All-cause mortality (13 studies, 5 new): HR, 0.40 (95% CI, 0.28-0.56); I2 = 52%

Liver mortality (4 studies, 0 new): HR, 0.11 (95% CI, 0.04-0.27); I2 = 0%

Cirrhosis (4 cohorts reported in 3 studies, all new): HR, 0.36 (95% CI, 0.33-0.40); I2 = 0%

Hepatocellular carcinoma (20 studies, 16 new): HR, 0.29 (95% CI, 0.23-0.38); I2 = 19%

Estimates were consistent in analyses stratified according to duration of follow-up, geographic setting, and level of statistical adjustment for potential confounder

Consistent; precise Fair Studies are observational and susceptible to confounding

Some studies appeared to evaluate overlapping patient populations

About half (13) of the studies did not address 4 prespecified potential confounders in analyses (age, sex, fibrosis stage, and genotype

Fair Most studies evaluated SVR after interferon-based therapy; evidence on SVR after DAA therapy was limited to 2 studies, one of which reported imprecise estimates.

Studies did not enroll a high proportion of patients with cirrhosis at baseline

Patients primarily received interferon-containing therapy

Six of 7 US studies conducted in VA populations

More than one-half of studies conducted in Asia, but results similar in US/Europe studies

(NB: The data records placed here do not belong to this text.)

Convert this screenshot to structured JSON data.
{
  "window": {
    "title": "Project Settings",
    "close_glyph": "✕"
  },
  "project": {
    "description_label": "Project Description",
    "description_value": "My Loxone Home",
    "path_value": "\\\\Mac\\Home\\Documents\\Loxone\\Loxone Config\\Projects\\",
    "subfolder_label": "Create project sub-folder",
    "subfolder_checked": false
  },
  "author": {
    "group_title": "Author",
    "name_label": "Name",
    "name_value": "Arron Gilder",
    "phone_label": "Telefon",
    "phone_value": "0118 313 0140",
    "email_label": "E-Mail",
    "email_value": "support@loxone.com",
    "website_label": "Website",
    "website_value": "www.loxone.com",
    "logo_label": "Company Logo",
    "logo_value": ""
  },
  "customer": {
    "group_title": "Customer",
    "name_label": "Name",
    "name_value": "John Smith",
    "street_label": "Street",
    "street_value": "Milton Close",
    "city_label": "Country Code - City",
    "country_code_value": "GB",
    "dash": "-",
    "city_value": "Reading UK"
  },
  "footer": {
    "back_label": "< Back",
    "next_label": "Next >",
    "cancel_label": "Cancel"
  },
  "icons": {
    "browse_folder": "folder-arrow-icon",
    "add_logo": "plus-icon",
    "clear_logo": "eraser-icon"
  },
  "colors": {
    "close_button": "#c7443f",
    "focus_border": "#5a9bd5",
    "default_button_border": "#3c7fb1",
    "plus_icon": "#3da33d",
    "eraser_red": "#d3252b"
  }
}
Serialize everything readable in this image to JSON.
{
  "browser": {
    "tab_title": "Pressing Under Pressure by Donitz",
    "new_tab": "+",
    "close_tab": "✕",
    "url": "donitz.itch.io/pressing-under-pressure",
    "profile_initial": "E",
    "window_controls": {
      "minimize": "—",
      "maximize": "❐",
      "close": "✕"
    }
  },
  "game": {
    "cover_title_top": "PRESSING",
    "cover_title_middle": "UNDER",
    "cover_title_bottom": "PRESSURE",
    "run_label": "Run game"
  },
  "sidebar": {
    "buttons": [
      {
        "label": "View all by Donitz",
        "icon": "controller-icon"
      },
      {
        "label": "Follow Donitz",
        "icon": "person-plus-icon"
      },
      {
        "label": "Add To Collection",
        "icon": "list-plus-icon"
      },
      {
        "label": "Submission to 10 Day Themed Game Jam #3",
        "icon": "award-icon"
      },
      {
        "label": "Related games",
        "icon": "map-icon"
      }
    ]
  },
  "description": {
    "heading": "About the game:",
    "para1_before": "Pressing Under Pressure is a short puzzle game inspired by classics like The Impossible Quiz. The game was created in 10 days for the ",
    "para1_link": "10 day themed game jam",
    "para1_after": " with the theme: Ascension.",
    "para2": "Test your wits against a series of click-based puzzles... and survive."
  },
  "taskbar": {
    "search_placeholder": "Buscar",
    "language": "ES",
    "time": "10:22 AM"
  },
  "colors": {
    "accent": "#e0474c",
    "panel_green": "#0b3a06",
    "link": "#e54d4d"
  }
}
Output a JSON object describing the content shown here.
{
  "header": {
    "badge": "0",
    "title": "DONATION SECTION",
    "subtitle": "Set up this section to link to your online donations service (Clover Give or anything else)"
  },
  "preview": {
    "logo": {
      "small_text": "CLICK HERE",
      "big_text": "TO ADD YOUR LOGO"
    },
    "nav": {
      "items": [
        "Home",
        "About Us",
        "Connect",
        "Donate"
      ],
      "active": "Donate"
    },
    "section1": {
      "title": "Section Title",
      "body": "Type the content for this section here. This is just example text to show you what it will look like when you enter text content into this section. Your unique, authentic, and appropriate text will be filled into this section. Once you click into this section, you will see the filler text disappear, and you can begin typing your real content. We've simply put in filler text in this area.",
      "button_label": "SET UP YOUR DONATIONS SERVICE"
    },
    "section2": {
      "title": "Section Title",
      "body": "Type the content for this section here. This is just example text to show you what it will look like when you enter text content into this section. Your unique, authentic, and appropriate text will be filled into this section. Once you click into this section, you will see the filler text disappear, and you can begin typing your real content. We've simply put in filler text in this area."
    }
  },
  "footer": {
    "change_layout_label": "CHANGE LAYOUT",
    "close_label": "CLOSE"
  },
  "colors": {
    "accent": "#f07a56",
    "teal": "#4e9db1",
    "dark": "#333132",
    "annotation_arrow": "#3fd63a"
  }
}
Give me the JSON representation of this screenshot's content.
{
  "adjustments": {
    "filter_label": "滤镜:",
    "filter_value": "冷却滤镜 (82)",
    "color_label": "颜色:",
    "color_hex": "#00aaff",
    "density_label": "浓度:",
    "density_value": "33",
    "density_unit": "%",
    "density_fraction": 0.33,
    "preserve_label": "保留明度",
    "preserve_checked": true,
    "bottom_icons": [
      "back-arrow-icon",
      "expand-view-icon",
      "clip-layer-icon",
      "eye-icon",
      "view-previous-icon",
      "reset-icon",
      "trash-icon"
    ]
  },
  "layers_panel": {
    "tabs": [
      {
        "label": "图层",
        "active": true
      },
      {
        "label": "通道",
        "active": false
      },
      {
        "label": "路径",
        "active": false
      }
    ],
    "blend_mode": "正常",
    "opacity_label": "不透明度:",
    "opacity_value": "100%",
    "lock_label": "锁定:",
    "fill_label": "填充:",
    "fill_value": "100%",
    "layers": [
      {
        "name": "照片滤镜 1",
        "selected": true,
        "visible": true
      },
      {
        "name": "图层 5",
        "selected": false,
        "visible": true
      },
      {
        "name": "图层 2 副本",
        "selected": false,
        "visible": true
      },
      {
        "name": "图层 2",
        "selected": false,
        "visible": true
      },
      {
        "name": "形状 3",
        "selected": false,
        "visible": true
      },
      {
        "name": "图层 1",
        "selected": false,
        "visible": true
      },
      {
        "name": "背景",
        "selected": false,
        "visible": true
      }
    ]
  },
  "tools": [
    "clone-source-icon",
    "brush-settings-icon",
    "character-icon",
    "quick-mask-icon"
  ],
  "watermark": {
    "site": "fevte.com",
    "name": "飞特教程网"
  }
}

Abbreviations: DAA, direct-acting antiviral; EPC, Evidence-based Practice Center; FDA, US Food and Drug Administration; HCV, hepatitis C virus; HR, hazard ratio; KQ, key question; NA, not applicable; NNS, number needed to screen; RCT, randomized clinical trial; RR, relative risk; SVR,  sustained virologic response; VA, Veterans Affairs.

Return to Table of Contents